US President Donald Trump on Thursday posthumously pardoned Jack Johnson, the first black heavyweight champion, who was convicted [press releases] under the Mann Act in 1913 for transporting a white woman across state lines and served 10 months in federal prison.
Trump said Johnson “overcame difficult circumstances to reach the heights of the boxing world and inspired generations with his tenacity and independent spirit.” Johnson’s conviction occurred during a period of racial tension in the US.
The full pardon has widespread bipartisan support and is being granted in order “to correct a wrong that occurred in our history, and to honor a truly legendary boxing champion, legendary athlete.”

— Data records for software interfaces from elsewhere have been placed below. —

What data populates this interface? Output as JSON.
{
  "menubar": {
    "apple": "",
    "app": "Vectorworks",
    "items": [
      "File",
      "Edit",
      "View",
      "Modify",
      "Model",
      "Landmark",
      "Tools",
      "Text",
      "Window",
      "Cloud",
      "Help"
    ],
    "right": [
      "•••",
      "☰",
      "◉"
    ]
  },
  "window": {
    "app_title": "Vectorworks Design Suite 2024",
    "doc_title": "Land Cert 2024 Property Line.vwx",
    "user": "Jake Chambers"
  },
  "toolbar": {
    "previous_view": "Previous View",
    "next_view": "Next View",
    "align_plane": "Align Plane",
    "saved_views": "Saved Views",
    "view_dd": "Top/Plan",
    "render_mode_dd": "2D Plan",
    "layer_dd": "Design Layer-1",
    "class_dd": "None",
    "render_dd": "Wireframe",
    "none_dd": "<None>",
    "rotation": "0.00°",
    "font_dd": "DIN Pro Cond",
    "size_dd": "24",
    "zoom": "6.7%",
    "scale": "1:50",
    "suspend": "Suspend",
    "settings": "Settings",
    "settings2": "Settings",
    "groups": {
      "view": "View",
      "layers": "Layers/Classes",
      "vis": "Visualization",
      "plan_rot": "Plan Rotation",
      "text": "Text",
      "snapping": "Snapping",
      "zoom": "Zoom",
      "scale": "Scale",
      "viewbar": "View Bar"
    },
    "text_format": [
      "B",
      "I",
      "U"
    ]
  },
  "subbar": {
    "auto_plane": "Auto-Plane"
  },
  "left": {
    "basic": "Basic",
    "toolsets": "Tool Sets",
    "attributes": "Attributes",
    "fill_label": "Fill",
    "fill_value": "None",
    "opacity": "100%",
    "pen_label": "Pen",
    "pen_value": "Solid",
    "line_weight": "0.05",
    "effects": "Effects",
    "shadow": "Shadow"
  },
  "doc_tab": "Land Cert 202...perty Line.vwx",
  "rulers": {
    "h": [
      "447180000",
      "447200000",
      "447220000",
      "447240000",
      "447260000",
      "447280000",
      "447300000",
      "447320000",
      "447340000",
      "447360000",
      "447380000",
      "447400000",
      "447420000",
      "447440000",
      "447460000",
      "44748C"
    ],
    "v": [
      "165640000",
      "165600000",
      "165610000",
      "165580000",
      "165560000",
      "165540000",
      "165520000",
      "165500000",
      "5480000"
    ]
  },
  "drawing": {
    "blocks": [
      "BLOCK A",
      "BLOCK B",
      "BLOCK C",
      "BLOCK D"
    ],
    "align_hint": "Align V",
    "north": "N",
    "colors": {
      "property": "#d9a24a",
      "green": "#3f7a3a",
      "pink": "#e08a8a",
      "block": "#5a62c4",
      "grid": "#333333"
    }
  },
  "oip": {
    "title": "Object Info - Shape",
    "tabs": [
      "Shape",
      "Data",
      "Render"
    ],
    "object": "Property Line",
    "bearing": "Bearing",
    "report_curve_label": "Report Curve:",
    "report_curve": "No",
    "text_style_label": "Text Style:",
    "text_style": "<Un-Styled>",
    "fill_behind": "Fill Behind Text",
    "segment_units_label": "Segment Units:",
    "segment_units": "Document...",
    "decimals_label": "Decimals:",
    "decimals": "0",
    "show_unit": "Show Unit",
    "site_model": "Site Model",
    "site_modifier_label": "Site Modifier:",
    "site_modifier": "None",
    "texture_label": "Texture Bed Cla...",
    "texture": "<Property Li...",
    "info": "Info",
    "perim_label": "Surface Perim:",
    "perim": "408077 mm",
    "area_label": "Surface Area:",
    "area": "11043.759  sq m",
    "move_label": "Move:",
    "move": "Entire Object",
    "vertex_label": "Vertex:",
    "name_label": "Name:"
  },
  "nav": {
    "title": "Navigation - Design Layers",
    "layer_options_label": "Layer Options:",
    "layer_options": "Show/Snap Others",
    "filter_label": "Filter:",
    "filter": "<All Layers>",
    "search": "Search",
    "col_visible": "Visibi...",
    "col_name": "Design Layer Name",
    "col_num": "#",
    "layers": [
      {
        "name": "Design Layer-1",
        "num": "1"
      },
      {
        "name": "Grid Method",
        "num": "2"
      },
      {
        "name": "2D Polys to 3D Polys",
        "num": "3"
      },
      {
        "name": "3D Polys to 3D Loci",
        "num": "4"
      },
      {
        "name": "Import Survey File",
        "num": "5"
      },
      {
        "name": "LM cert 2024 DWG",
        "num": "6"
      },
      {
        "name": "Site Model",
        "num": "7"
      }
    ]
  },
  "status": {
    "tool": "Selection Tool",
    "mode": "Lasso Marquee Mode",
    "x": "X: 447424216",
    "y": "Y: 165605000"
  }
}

Previously, resolutions calling for his pardon went through Congress, including one [text, PDF] from Senators Harry Reid (D-NV) and John McCain (R-AZ) in 2015. In a statement [press release], McCain lauded the pardon, saying “[f]or years, Congress has overwhelmingly supported legislation calling on multiple US presidents to right this historical wrong and restore this great athlete’s legacy. President Trump’s action today finally closes a shameful chapter in our nation’s history and marks a milestone that the American people can and should be proud of.”